Browns bent, not broken
BEREA, Ohio -- Beaten up and beaten down, the Cleveland Browns haven't quit.
Their embattled coach isn't surprised.
Despite a 1-11 record, mounting injuries and minimal progress in coach Eric Mangini's first season, the Browns showed some grit in Sunday's 30-23 loss to San Diego. Down by 20 to one of the NFL's better teams, Cleveland scored 16 points in the fourth quarter, recovered an onside kick and put a genuine scare into the AFC West-leading Chargers.
Mangini, whose future could hinge on his team's performance over the final five weeks, was proud of his squad's resolve.
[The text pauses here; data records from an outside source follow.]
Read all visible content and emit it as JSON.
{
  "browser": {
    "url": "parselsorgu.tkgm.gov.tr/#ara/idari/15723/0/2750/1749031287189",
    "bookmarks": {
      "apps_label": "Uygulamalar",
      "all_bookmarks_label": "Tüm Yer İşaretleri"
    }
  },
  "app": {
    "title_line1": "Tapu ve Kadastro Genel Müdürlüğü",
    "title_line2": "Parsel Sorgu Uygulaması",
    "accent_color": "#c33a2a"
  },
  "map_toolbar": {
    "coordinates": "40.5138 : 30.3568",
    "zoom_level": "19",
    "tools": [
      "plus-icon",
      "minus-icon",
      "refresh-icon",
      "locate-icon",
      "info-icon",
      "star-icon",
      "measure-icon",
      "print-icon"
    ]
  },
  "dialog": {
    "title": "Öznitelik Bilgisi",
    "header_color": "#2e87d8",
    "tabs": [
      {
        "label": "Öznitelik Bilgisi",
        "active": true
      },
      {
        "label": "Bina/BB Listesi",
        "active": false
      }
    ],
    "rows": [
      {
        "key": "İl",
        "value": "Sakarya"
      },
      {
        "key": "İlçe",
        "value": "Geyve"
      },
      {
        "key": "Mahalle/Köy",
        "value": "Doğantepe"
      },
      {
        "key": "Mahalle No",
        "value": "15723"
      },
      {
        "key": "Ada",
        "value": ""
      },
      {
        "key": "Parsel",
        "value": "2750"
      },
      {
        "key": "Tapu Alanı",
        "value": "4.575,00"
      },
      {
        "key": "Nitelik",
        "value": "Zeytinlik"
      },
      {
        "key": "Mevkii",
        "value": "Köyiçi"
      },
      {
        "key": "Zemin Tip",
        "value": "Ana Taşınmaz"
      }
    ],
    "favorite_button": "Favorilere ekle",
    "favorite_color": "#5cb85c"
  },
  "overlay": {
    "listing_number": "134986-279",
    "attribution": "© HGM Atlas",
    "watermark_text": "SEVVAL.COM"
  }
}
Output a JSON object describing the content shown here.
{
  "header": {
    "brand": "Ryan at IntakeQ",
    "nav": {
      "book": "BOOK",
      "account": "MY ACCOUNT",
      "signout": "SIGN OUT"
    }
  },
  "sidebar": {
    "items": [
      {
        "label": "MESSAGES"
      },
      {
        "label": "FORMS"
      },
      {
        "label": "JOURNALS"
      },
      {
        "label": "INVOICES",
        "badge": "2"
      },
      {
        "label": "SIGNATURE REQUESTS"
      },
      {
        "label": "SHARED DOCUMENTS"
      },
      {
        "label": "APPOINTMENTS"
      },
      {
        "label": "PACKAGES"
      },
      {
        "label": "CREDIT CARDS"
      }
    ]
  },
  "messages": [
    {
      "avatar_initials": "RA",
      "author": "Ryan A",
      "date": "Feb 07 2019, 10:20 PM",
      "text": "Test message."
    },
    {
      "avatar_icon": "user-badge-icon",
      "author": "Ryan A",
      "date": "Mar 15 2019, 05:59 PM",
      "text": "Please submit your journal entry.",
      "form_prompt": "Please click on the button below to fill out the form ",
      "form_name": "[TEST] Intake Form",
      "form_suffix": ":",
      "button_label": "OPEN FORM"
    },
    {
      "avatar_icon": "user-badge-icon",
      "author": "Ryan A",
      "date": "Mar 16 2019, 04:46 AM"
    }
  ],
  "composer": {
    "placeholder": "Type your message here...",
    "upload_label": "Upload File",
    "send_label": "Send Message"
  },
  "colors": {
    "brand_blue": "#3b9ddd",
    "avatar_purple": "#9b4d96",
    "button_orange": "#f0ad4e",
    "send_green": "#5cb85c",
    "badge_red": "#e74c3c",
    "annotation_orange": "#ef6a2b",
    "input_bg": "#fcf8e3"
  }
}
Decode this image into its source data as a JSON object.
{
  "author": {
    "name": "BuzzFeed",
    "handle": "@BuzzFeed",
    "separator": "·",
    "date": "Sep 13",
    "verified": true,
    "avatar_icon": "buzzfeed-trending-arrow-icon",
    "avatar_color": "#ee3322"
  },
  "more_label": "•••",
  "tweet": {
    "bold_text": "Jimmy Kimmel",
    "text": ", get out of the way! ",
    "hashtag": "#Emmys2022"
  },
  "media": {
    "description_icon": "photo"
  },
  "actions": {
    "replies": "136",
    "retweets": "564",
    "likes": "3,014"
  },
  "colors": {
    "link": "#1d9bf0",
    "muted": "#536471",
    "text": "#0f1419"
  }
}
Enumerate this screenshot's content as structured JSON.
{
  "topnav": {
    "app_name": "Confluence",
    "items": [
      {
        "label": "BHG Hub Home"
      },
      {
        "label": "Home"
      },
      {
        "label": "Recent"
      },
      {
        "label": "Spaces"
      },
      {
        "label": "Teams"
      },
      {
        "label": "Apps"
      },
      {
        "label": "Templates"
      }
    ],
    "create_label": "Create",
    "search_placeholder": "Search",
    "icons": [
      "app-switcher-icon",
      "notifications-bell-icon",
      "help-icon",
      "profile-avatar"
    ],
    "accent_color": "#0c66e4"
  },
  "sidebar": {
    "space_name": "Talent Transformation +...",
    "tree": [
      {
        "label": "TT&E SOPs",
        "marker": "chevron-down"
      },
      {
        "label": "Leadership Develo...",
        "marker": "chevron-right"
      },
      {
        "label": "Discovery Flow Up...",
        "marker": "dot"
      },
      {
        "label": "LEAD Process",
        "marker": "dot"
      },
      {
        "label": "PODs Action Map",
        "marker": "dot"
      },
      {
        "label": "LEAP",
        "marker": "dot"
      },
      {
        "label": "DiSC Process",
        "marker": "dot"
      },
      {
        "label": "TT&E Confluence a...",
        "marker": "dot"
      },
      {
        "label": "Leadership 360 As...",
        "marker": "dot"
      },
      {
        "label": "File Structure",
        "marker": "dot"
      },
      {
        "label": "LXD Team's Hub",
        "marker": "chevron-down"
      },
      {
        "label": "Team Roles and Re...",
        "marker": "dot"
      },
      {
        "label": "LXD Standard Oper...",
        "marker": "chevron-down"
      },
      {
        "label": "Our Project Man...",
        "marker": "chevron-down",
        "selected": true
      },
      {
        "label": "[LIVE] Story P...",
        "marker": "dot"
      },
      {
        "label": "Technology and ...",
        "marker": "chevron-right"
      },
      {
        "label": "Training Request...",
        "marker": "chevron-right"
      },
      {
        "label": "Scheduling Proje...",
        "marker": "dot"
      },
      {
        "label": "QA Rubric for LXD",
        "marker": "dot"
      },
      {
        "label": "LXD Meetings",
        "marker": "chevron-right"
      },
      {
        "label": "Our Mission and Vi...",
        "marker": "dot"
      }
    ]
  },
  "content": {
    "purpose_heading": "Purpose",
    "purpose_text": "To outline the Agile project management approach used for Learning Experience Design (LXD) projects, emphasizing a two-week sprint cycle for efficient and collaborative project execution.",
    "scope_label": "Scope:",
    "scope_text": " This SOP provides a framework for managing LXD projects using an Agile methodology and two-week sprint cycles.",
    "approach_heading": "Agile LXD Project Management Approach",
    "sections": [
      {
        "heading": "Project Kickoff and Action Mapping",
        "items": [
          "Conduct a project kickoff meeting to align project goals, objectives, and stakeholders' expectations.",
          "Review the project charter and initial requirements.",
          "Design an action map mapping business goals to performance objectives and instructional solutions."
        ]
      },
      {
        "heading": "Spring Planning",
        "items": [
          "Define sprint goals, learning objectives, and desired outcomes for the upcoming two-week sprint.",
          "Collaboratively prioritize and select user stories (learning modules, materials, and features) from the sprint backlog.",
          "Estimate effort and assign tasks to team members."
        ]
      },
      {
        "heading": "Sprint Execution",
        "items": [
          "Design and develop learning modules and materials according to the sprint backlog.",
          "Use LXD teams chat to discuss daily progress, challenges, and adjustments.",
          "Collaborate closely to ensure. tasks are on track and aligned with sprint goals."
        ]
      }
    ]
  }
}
"At 27-7, it would have been very easy to kind of let the rest of the game play out," Mangini said Monday. "I never felt that for a second from the guys."
Mangini said Chargers coach Norv Turner approached him on the field and complimented the Browns' gutsy effort. Although San Diego appeared to ease up with a 30-14 lead, Mangini believes the final score had more to do with Cleveland's determination.
"The first thing he (Turner) said was how impressed he was with the way the guys fought, and he wanted me to tell the group that," Mangini said. "He said that we have a tough group of guys, which I agree with, and that was his feedback, so I don't think that when you're a team in San Diego's position and you got a lot of things depending on every single game, you don't let down."
Mangini managed to extract some positives from Cleveland's seventh straight loss and 10th consecutive defeat at home, witnessed by one of the smallest crowds at Browns Stadium in the past 10 years.
He praised rookie receivers Mohamed Massaquoi and Brian Robiskie, who combined for 12 catches. He liked quarterback Brady Quinn's decision-making and third straight game without an interception. He noted running back Jerome Harrison's improved blocking and felt tight end Evan Moore, signed from the practice squad on Saturday, gave Cleveland's offense a spark.
Mostly, though, Mangini applauded the Browns' fight and willingness to band together in what could wind up as Cleveland's worst season.
"It's a good group of guys that care about what they're doing," he said. "They work hard. I haven't sat back and questioned their work ethic at any point. I don't think it's the way that any of us had wanted it to go. I think they appreciated the progress that they have made in different areas. They care about each other. They care about the team, and I can't imagine them playing any other way."
Mangini has preached unity since taking over in Cleveland. He believes cohesion breeds championships.
The Browns may be a long way from a title, but there is togetherness.
"We all look at each other as brothers," fullback Lawrence Vickers said. "It's a big family-oriented team, and nothing is going to break that up regardless how much people try. That's what players in our position have to do, put our backs against the wall, and let's hold each other's hand and let's get through it. That's how families overcome things. You gotta stick together through whatever."
Show commenting policy
TribLive commenting policy
You are solely responsible for your comments and by using TribLive.com you agree to our Terms of Service.
We moderate comments. Our goal is to provide substantive commentary for a general readership. By screening submissions, we provide a space where readers can share intelligent and informed commentary that enhances the quality of our news and information.
While most comments will be posted if they are on-topic and not abusive, moderating decisions are subjective. We will make them as carefully and consistently as we can. Because of the volume of reader comments, we cannot review individual moderation decisions with readers.
We value thoughtful comments representing a range of views that make their point quickly and politely. We make an effort to protect discussions from repeated comments either by the same reader or different readers.
We follow the same standards for taste as the daily newspaper. A few things we won't tolerate: personal attacks, obscenity, vulgarity, profanity (including expletives and letters followed by dashes), commercial promotion, impersonations, incoherence, proselytizing and SHOUTING. Don't include URLs to Web sites.
We do not edit comments. They are either approved or deleted. We reserve the right to edit a comment that is quoted or excerpted in an article. In this case, we may fix spelling and punctuation.
We welcome strong opinions and criticism of our work, but we don't want comments to become bogged down with discussions of our policies and we will moderate accordingly.
We appreciate it when readers and people quoted in articles or blog posts point out errors of fact or emphasis and will investigate all assertions. But these suggestions should be sent via e-mail. To avoid distracting other readers, we won't publish comments that suggest a correction. Instead, corrections will be made in a blog post or in an article.
- Steelers interested in playing internationally again
- Former Steelers kicker Reed doesn’t like new NFL PAT rule
- Steelers offensive line targeting injury-free performance as key
- Steelers’ Heyward looking to stay for long haul
- Steelers guard Foster likes offense’s direction heading into season
- Steelers claim QB-turned-WR Gardner
- Former Steelers linebacker Robinson dies
- NFL moves PAT back to 15-yard line
- Missouri outside linebacker Ray uses naysayers as motivation
- Steelers safety Holliman is real enigma